Dark Chocolate and Wine
41-85% Cocoa Solids
There are many wines out there on the market that can boast chocolaty notes that resonate with the fruit. When pairing dark chocolate with wine this is what you want to look for. Full bodied reds are dark chocolates best friend and the result is nothing less than spectacular. Shiraz, Zinfandels and Cabernet Sauvignon all offer full flavored ruby fruit tastes splashed with gentle notes of chocolate, oak and berry that will mirror the taste and texture of decadent dark chocolate. A prestigious bottle of 2008 Hendry Primitivo, Napa will certainly do the trick. If you are really looking to tip this dreamy combination into a taste sensation out of this world you can also opt for dark, bitter chocolate paired with a good robust port.
Bittersweet Chocolate and Wine
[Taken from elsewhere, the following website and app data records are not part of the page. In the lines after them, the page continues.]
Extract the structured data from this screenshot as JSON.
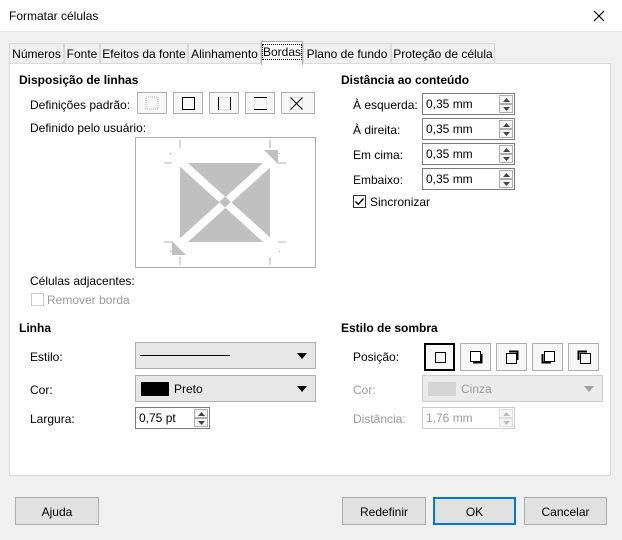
{
  "window": {
    "title": "Formatar células"
  },
  "tabs": [
    {
      "label": "Números",
      "active": false
    },
    {
      "label": "Fonte",
      "active": false
    },
    {
      "label": "Efeitos da fonte",
      "active": false
    },
    {
      "label": "Alinhamento",
      "active": false
    },
    {
      "label": "Bordas",
      "active": true
    },
    {
      "label": "Plano de fundo",
      "active": false
    },
    {
      "label": "Proteção de célula",
      "active": false
    }
  ],
  "line_arrangement": {
    "title": "Disposição de linhas",
    "presets_label": "Definições padrão:",
    "user_defined_label": "Definido pelo usuário:",
    "adjacent_label": "Células adjacentes:",
    "remove_border_label": "Remover borda",
    "remove_border_checked": false
  },
  "padding": {
    "title": "Distância ao conteúdo",
    "left_label": "À esquerda:",
    "left_value": "0,35 mm",
    "right_label": "À direita:",
    "right_value": "0,35 mm",
    "top_label": "Em cima:",
    "top_value": "0,35 mm",
    "bottom_label": "Embaixo:",
    "bottom_value": "0,35 mm",
    "sync_label": "Sincronizar",
    "sync_checked": true
  },
  "line": {
    "title": "Linha",
    "style_label": "Estilo:",
    "color_label": "Cor:",
    "color_value": "Preto",
    "color_swatch": "#000000",
    "width_label": "Largura:",
    "width_value": "0,75 pt"
  },
  "shadow": {
    "title": "Estilo de sombra",
    "position_label": "Posição:",
    "color_label": "Cor:",
    "color_value": "Cinza",
    "color_swatch": "#c0c0c0",
    "distance_label": "Distância:",
    "distance_value": "1,76 mm"
  },
  "buttons": {
    "help": "Ajuda",
    "reset": "Redefinir",
    "ok": "OK",
    "cancel": "Cancelar"
  }
}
For chocolate that tastes like the heart of darkness opt for bittersweet chocolate. The flavor of this chocolate is reminiscent in its origin, here the taste of the rainforest comes alive and you can enjoy a rich scented, roasted, earthy and robust flavor. Because of the intensity of the taste you are best pairing bitter chocolate with heavy, strong red wines with dry tannins to allow the flavor to implode on your tongue. Grenache, Cabernet Sauvignon, Merlot and Ruby Ports will all bring out the opulent flavors ofbittersweet chocolate. Close to home you can match a glass of 2005 Beckmen Vineyards Purisima Mountain Vineyard Grenache from Santa Barbara with the purest cocoa products from Santa Barbara Chocolates.